In his 10th season, Caminiti won the 1996 MVP at the age of 33 with numbers that dwarfed any he had produced before. How? He credits the steroids.

Also in Verducci’s 2002 article was a powerful quote from former Rangers and Tigers pitcher Kenny Rogers: “Basically, steroids can jump you a level or two. The average player can become a star, and the star player can become a superstar, and the superstar? Forget it. He can do things we’ve never seen before.” Simply, that is all you need to know about why professional athletes continue to use PEDs: sustained and newfound success.

Stage 3: Money

Melky Cabrera (Wylio)

Melky Cabrera (Wylio)

On August 14,2012, Latin American born Melky Cabrera was playing in his 113th game as a San Francisco Giant. He was a free agent to be and was enjoying a career year. He was leading the National League in hitting with a .346 batting average, which was 62 points above his career average, to go along with 159 hits, 11 home runs, and 60 RBI. Did I mention that he had done this in only 113 games?

As a rookie, Cabrera was a much-hyped player for the New York Yankees. However, he never panned out in New York and after a failed 2010 campaign in Atlanta, Melky was at risk of becoming at best a role player in the Major Leagues. In 2011, his next contract went for just over $1 million with the Kansas City Royals. Fortunately for Cabrera he had a career year and was then traded to the San Francisco Giants that November.
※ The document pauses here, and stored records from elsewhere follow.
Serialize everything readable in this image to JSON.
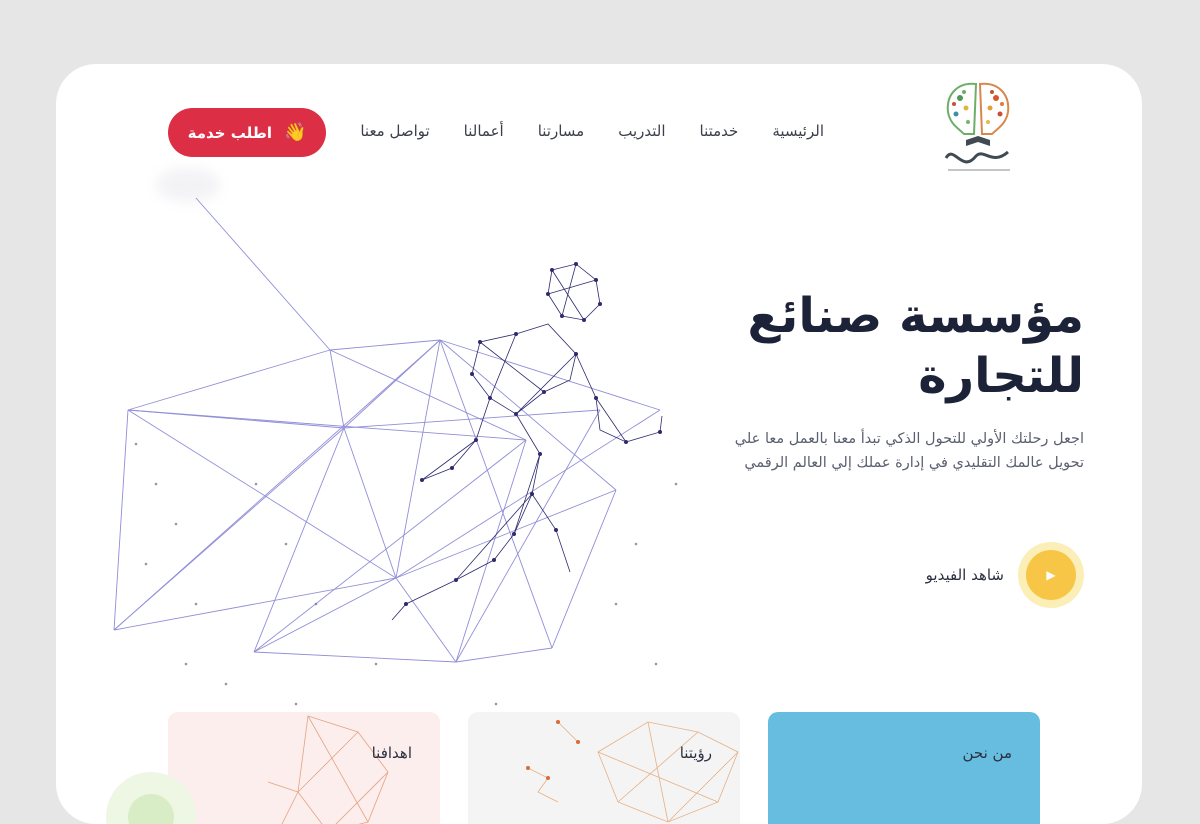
{
  "nav": {
    "cta_label": "اطلب خدمة",
    "items": [
      "الرئيسية",
      "خدمتنا",
      "التدريب",
      "مسارتنا",
      "أعمالنا",
      "تواصل معنا"
    ]
  },
  "hero": {
    "title_line1": "مؤسسة صنائع",
    "title_line2": "للتجارة",
    "desc_line1": "اجعل رحلتك الأولي للتحول الذكي تبدأ معنا بالعمل معا علي",
    "desc_line2": "تحويل عالمك التقليدي في إدارة عملك إلي العالم الرقمي",
    "video_label": "شاهد الفيديو"
  },
  "cards": {
    "about": "من نحن",
    "vision": "رؤيتنا",
    "goals": "اهدافنا"
  },
  "colors": {
    "accent_red": "#dc2f45",
    "accent_yellow": "#f7c646",
    "card_blue": "#66bde0",
    "title_navy": "#1c2338"
  }
}
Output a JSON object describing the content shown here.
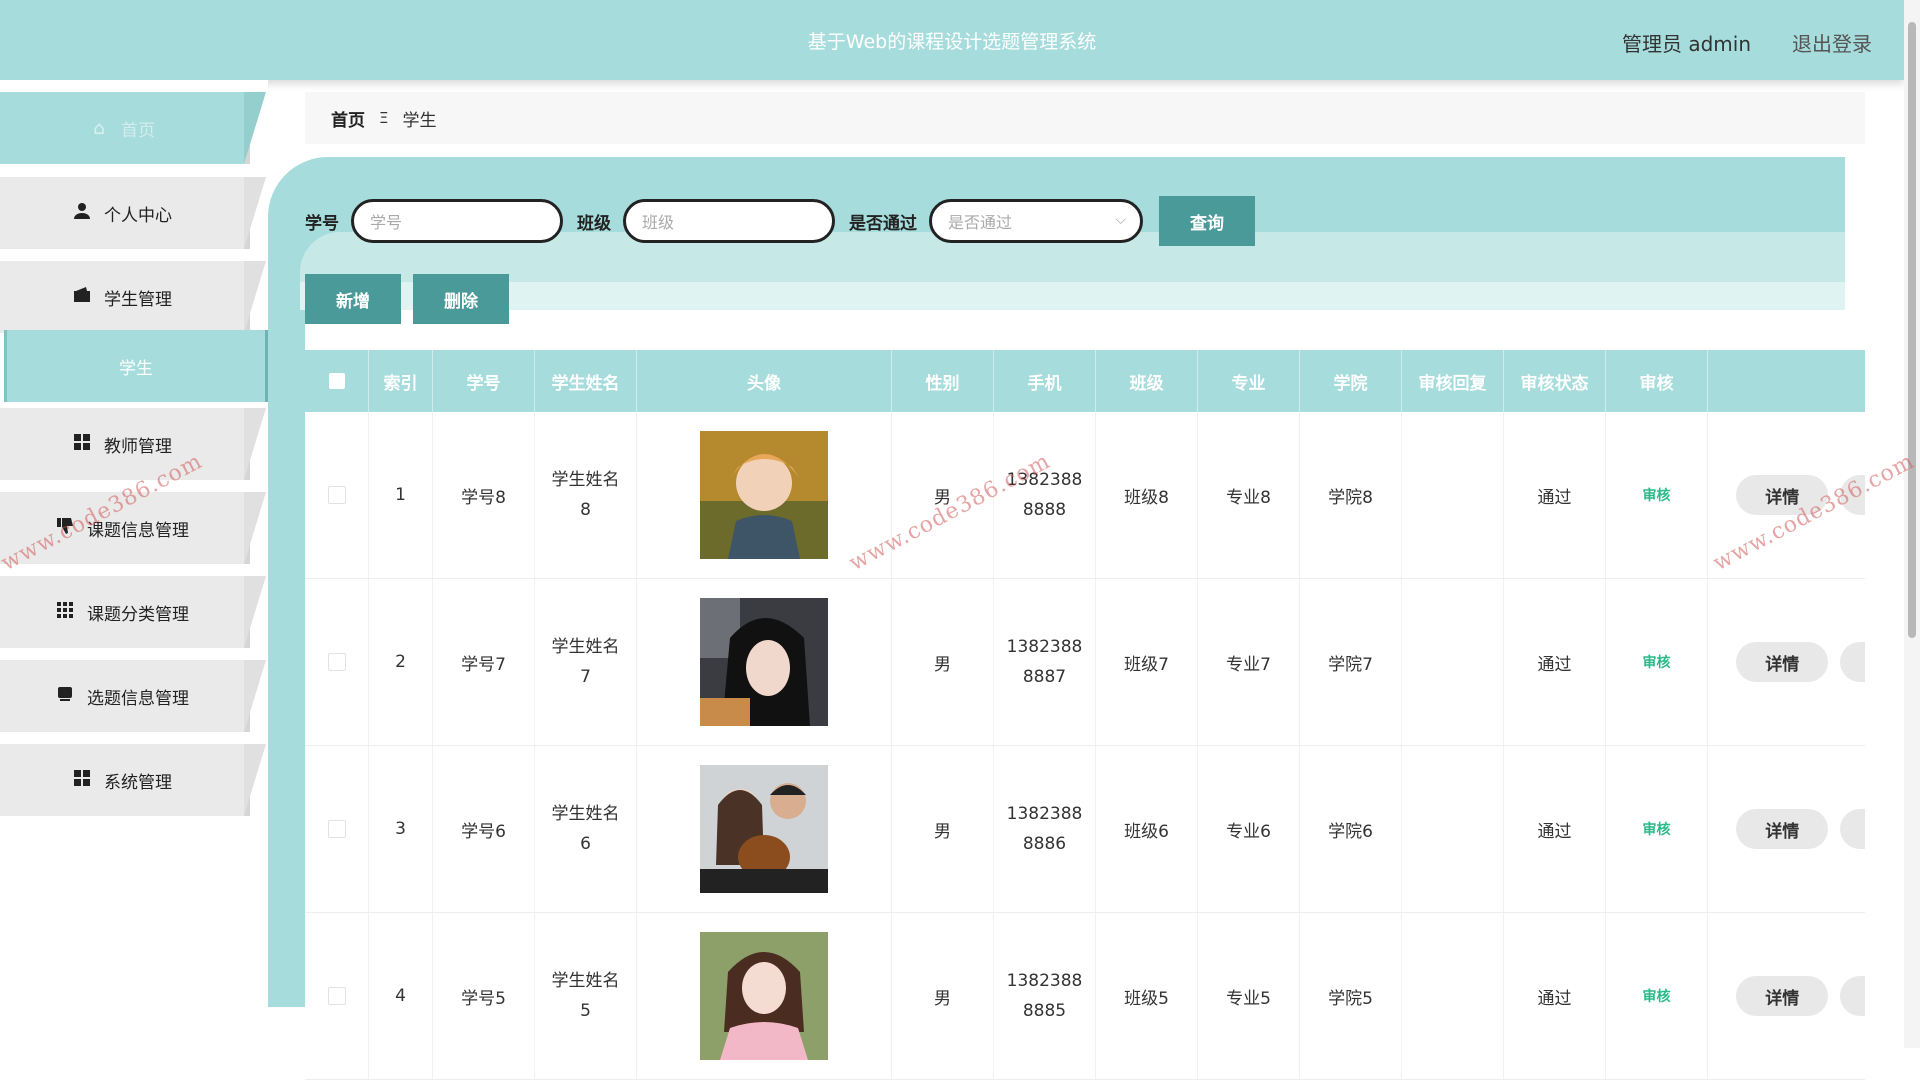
{
  "header": {
    "title": "基于Web的课程设计选题管理系统",
    "user": "管理员 admin",
    "logout": "退出登录"
  },
  "sidebar": {
    "items": [
      {
        "label": "首页",
        "icon": "home-icon"
      },
      {
        "label": "个人中心",
        "icon": "user-icon"
      },
      {
        "label": "学生管理",
        "icon": "wallet-icon"
      },
      {
        "label": "学生",
        "icon": ""
      },
      {
        "label": "教师管理",
        "icon": "grid-icon"
      },
      {
        "label": "课题信息管理",
        "icon": "thumbs-down-icon"
      },
      {
        "label": "课题分类管理",
        "icon": "apps-icon"
      },
      {
        "label": "选题信息管理",
        "icon": "inbox-icon"
      },
      {
        "label": "系统管理",
        "icon": "grid-icon"
      }
    ]
  },
  "breadcrumb": {
    "home": "首页",
    "sep": "Ξ",
    "current": "学生"
  },
  "search": {
    "id_label": "学号",
    "id_placeholder": "学号",
    "class_label": "班级",
    "class_placeholder": "班级",
    "pass_label": "是否通过",
    "pass_placeholder": "是否通过",
    "query": "查询"
  },
  "actions": {
    "add": "新增",
    "delete": "删除"
  },
  "table": {
    "columns": [
      "索引",
      "学号",
      "学生姓名",
      "头像",
      "性别",
      "手机",
      "班级",
      "专业",
      "学院",
      "审核回复",
      "审核状态",
      "审核"
    ],
    "rows": [
      {
        "index": "1",
        "id": "学号8",
        "name1": "学生姓名",
        "name2": "8",
        "gender": "男",
        "phone1": "1382388",
        "phone2": "8888",
        "class": "班级8",
        "major": "专业8",
        "college": "学院8",
        "reply": "",
        "status": "通过",
        "audit": "审核",
        "detail": "详情"
      },
      {
        "index": "2",
        "id": "学号7",
        "name1": "学生姓名",
        "name2": "7",
        "gender": "男",
        "phone1": "1382388",
        "phone2": "8887",
        "class": "班级7",
        "major": "专业7",
        "college": "学院7",
        "reply": "",
        "status": "通过",
        "audit": "审核",
        "detail": "详情"
      },
      {
        "index": "3",
        "id": "学号6",
        "name1": "学生姓名",
        "name2": "6",
        "gender": "男",
        "phone1": "1382388",
        "phone2": "8886",
        "class": "班级6",
        "major": "专业6",
        "college": "学院6",
        "reply": "",
        "status": "通过",
        "audit": "审核",
        "detail": "详情"
      },
      {
        "index": "4",
        "id": "学号5",
        "name1": "学生姓名",
        "name2": "5",
        "gender": "男",
        "phone1": "1382388",
        "phone2": "8885",
        "class": "班级5",
        "major": "专业5",
        "college": "学院5",
        "reply": "",
        "status": "通过",
        "audit": "审核",
        "detail": "详情"
      }
    ]
  },
  "watermark": "www.code386.com",
  "colors": {
    "teal": "#a6dcdb",
    "button": "#4b9a9a",
    "audit": "#2cb98a"
  }
}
Then came August 15th, 2012.

Unfortunately for Melky, on that August morning it was unveiled that Cabrera had tested positive for steroids, which carried with it a 50-game suspension. Melky’s regular season was over. However, in those 113 games he had accomplished the goal of every professional athlete in a contract year: the next big payday. Cabrera was simply following the guidelines that Caminiti had laid out to Verducci back in 2002: “If a young player were to ask me what to do… I’m not going to tell him it’s bad. Look at all the money in the game: You have a chance to set your family up, to get your daughter into a better school…. So I can’t say, ‘Don’t do it,’ not when the guy next to you is as big as a house and he’s going to take your job and make the money.”

Melky Cabrera without a doubt had placed himself before his team. He did not care if he was suspended for 50 games so long as he had performed well enough to make that extra few million dollars on the next contract.
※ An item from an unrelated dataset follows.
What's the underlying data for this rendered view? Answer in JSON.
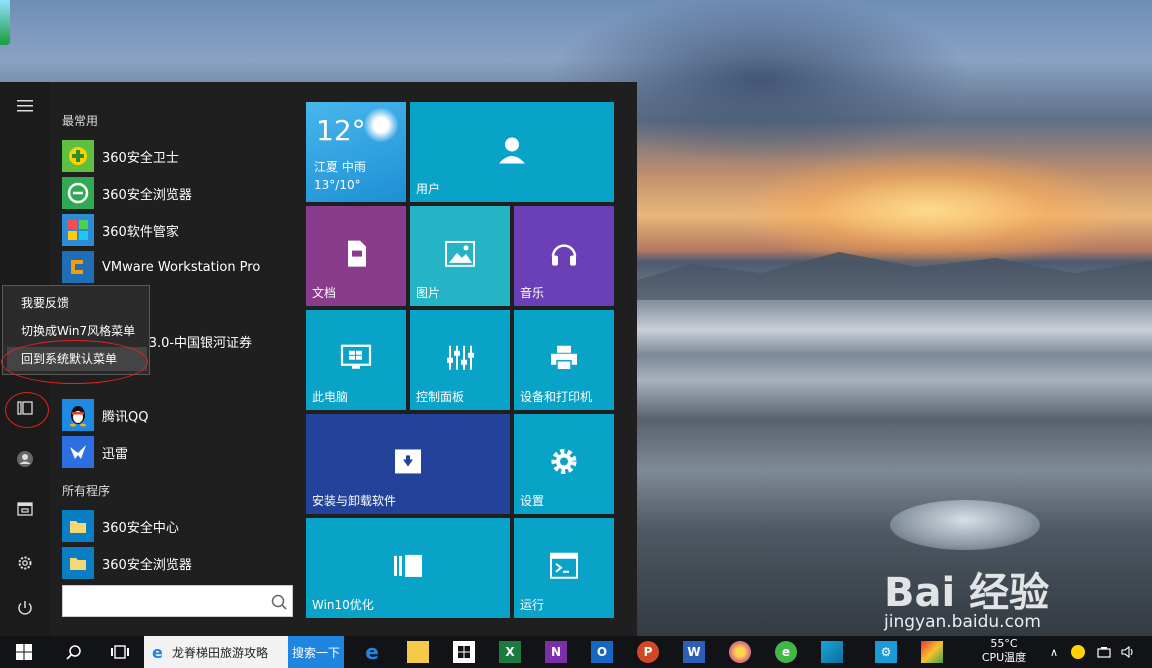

Stage 4: Survival

Alex Rodriguez (Keith Allison -- Flickr)

Alex Rodriguez (Keith Allison — Flickr)

Now, it comes full circle. Disgraced New York Yankee Alex Rodriguez knows full well what this means. It means that your, essentially artificial, body is breaking down at such a rapid pace that you have no choice but to continue using. Rodriguez, at the age of 36, has not played more than 138 games since 2008. In short, he has not been fully healthy since 2007; his body has been breaking down since he was only 31-years old.

Since then he has been fighting to survive the inevitable Major League decline that came far too early for the 3-time MVP. This all came to a head this offseason when news broke that Rodriguez would miss most of the 2013 season with a serious hip injury that required surgery. Shortly after we also found out that A-Rod had been, once again, linked to a steroid distributor. Why? He is trying to survive.

The former skinny Seattle kid, who was regarded as baseball’s greatest talent, has now tumbled into an endless abyss of injury and disgrace. Will he ever play baseball again? That remains to be seen (hopefully not), but one thing is certain: he is forever tainted as a fraud and a cheat, which is truly a shame for someone once blessed with so much pure talent and unknowing promise.

So here we are: February 9, 2013. Another baseball season is fast approaching with fans full of hope, teams full of promise, and players full of who knows what. We can only hope that one-day virtue will overcome greed, and baseball will be played on a level playing field once again.